    • Rheumatoid arthritis: The immune system attacks the joints, resulting in pain, swelling, stiffness and deformities.
    • Crohn’s and ulcerative colitis: Both diseases cause inflammation in the gastrointestinal tract.
    • Hashimoto and Graves diseases: Hashimoto’s thyroiditis causes decreased thyroid hormone production, while Graves causes an overactive thyroid.

Antibodies, which are normally protective, are called autoantibodies when they attack our own bodies. Most autoimmune diseases have known associated autoantibodies that can be detected through a blood test.

Building Healthy Immune Systems and Preventing Infection

Having been exposed to many viruses and bacteria from an early age, our bodies have built up so-called “natural immunity.” To promote an even more robust immune system, Dr. Harris recommends adopting common practices, including “healthy eating, high-quality sleep, adequate exercise, some sun exposure and refraining from smoking and drinking.” These foundational practices are also found in Dr. Kenneth H. Cooper’s 8 Steps to Get Cooperized™, guidelines for a healthy lifestyle. Learn how to Get Cooperized™ by visiting our Health Tips section.

Dr. Harris also advises the following to support a healthy immune system:

  • The act of breathing through the nose as opposed to the mouth can have a significant impact. He explains “the mucus and cilia in our nose helps filter pathogens, and consistently inhaling oxygen is good for the nasal microbiota.”
  • Stay up-to-date with the latest standard immunizations (so-called “passive immunity”). This includes getting travel vaccinations well in advance of flying abroad.
  • Include 2-4 servings of low-sugar fermented foods into your meals each day, such as sauerkraut, kimchi and pickles.
  • Staying socially active and engaging with others “is a great practice for the immune system” says Dr. Harris.
  • Make sure you’re consuming enough vitamin D via diet/supplements. Your doctor can tell you if your body has enough vitamin D with a simple blood test.
  • Sleeping with your feet above your head may enhance the activity of our “glymphatic system,” a recently discovered waste-clearance system of the central nervous system.

“There are numerous ways to prevent illness,” says Dr. Harris. “These include washing your hands regularly, avoiding touching your face, keeping up with your dental hygiene, avoiding crowded places and trying to avoid undercooked meat.” Maintaining a healthy hygiene regimen and focusing on eating healthy foods (see below) are keys to preserving a healthy immune system as you age.

Pro-Inflammatory vs. Anti-Inflammatory Diets

Watching what you eat is incredibly important, especially when talking about the effect of diet on inflammation. According to a study by the Journal of the American College of Cardiology, a pro-inflammatory diet can even increase the risk of cardiovascular disease.
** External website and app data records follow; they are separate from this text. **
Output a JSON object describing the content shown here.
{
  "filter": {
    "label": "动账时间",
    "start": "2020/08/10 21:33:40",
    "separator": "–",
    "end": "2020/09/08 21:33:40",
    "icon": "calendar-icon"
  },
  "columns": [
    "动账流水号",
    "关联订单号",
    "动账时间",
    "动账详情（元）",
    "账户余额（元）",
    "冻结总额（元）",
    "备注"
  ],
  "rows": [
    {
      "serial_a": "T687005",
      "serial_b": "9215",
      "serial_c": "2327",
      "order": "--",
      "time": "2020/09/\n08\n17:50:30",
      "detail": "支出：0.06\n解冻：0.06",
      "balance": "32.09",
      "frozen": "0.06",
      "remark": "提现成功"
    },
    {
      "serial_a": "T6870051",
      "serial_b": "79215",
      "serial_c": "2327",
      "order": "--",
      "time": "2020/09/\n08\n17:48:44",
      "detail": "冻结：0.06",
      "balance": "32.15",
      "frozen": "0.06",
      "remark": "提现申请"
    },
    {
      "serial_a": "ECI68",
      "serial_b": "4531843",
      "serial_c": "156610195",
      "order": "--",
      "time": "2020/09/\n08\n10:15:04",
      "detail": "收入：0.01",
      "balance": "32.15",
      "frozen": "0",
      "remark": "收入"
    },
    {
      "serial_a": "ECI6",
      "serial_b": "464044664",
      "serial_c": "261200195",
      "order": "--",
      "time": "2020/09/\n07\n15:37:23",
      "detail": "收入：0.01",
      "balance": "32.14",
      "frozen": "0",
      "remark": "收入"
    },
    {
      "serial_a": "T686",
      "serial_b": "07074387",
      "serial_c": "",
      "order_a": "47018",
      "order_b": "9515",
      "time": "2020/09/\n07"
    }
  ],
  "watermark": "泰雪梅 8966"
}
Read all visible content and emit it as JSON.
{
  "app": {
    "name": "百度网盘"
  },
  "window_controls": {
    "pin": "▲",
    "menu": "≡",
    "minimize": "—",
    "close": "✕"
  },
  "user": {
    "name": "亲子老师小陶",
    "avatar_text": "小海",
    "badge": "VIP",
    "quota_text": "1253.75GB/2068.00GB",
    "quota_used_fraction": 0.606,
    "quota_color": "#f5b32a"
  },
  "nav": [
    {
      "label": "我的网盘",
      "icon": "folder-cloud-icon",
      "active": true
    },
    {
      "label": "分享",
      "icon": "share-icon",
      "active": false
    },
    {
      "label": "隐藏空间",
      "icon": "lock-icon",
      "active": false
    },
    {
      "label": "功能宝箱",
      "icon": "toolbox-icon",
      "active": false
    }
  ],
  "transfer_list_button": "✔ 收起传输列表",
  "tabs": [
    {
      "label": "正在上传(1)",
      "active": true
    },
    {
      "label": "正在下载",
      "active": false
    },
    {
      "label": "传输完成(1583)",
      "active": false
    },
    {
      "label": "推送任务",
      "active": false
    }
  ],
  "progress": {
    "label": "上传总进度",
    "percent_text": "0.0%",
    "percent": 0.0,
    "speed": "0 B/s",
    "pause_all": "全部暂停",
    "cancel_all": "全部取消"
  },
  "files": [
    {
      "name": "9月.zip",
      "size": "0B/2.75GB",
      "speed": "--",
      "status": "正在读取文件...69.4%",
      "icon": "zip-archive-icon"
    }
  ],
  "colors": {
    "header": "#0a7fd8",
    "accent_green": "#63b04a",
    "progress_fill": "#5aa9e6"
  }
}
Anti-inflammatory diets contain foods that help lower inflammation with elevated levels of vitamins and fiber. Harvard Health shares examples of pro-inflammatory foods to avoid and anti-inflammatory foods to include in your daily diet.

Pro-Inflammatory:

  • Red meats, processed meats and organ meats
  • Refined carbohydrates such as white bread, white rice and desserts
  • Sweetened beverages such as soft drinks and sports drinks

Anti-Inflammatory:

  • Green vegetables such as kale, collard greens and spinach
  • Dark yellow vegetables including winter and summer squash
  • Whole grains such as whole grain bread, quinoa and oatmeal

For more information about creating a healthy eating plan to help achieve your goals, schedule a nutrition consultation with a Cooper Clinic registered dietitian nutritionist. Call 972.560.2655 or visit cooperclinicnutrition.com.

To learn more about preventive care and your overall health, schedule a comprehensive preventive health exam at Cooper Clinic by visiting cooper-clinic.com or call 866.906.2667.